Data to process
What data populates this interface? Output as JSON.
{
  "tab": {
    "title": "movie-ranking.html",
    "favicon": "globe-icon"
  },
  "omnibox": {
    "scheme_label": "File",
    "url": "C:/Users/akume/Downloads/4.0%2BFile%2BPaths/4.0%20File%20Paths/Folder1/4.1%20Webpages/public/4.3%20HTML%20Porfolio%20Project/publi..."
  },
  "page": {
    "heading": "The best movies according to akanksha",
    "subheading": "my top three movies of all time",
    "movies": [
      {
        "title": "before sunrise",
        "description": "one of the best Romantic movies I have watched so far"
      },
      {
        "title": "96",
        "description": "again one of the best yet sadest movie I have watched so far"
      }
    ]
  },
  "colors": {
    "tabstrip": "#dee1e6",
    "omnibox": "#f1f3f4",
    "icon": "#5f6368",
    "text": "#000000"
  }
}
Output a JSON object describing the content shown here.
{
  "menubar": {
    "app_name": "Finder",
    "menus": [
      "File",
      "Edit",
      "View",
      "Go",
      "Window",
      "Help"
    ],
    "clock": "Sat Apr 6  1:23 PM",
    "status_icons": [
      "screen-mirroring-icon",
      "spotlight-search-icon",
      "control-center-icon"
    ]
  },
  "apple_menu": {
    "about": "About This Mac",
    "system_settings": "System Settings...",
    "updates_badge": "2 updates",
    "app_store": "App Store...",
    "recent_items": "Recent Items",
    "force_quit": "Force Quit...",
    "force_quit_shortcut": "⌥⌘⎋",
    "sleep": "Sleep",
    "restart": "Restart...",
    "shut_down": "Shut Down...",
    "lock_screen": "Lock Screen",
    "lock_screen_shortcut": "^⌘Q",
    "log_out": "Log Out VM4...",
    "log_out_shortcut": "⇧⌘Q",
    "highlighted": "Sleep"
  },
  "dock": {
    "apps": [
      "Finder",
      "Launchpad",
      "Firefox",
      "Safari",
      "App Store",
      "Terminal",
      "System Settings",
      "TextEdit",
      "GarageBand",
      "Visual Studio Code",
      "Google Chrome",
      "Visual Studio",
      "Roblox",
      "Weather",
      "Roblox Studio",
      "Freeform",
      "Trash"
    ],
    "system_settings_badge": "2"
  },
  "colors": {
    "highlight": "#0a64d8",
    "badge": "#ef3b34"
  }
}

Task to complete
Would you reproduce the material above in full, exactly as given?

Result below
What data populates this interface? Output as JSON.
{
  "tab": {
    "title": "movie-ranking.html",
    "favicon": "globe-icon"
  },
  "omnibox": {
    "scheme_label": "File",
    "url": "C:/Users/akume/Downloads/4.0%2BFile%2BPaths/4.0%20File%20Paths/Folder1/4.1%20Webpages/public/4.3%20HTML%20Porfolio%20Project/publi..."
  },
  "page": {
    "heading": "The best movies according to akanksha",
    "subheading": "my top three movies of all time",
    "movies": [
      {
        "title": "before sunrise",
        "description": "one of the best Romantic movies I have watched so far"
      },
      {
        "title": "96",
        "description": "again one of the best yet sadest movie I have watched so far"
      }
    ]
  },
  "colors": {
    "tabstrip": "#dee1e6",
    "omnibox": "#f1f3f4",
    "icon": "#5f6368",
    "text": "#000000"
  }
}
Output a JSON object describing the content shown here.
{
  "menubar": {
    "app_name": "Finder",
    "menus": [
      "File",
      "Edit",
      "View",
      "Go",
      "Window",
      "Help"
    ],
    "clock": "Sat Apr 6  1:23 PM",
    "status_icons": [
      "screen-mirroring-icon",
      "spotlight-search-icon",
      "control-center-icon"
    ]
  },
  "apple_menu": {
    "about": "About This Mac",
    "system_settings": "System Settings...",
    "updates_badge": "2 updates",
    "app_store": "App Store...",
    "recent_items": "Recent Items",
    "force_quit": "Force Quit...",
    "force_quit_shortcut": "⌥⌘⎋",
    "sleep": "Sleep",
    "restart": "Restart...",
    "shut_down": "Shut Down...",
    "lock_screen": "Lock Screen",
    "lock_screen_shortcut": "^⌘Q",
    "log_out": "Log Out VM4...",
    "log_out_shortcut": "⇧⌘Q",
    "highlighted": "Sleep"
  },
  "dock": {
    "apps": [
      "Finder",
      "Launchpad",
      "Firefox",
      "Safari",
      "App Store",
      "Terminal",
      "System Settings",
      "TextEdit",
      "GarageBand",
      "Visual Studio Code",
      "Google Chrome",
      "Visual Studio",
      "Roblox",
      "Weather",
      "Roblox Studio",
      "Freeform",
      "Trash"
    ],
    "system_settings_badge": "2"
  },
  "colors": {
    "highlight": "#0a64d8",
    "badge": "#ef3b34"
  }
}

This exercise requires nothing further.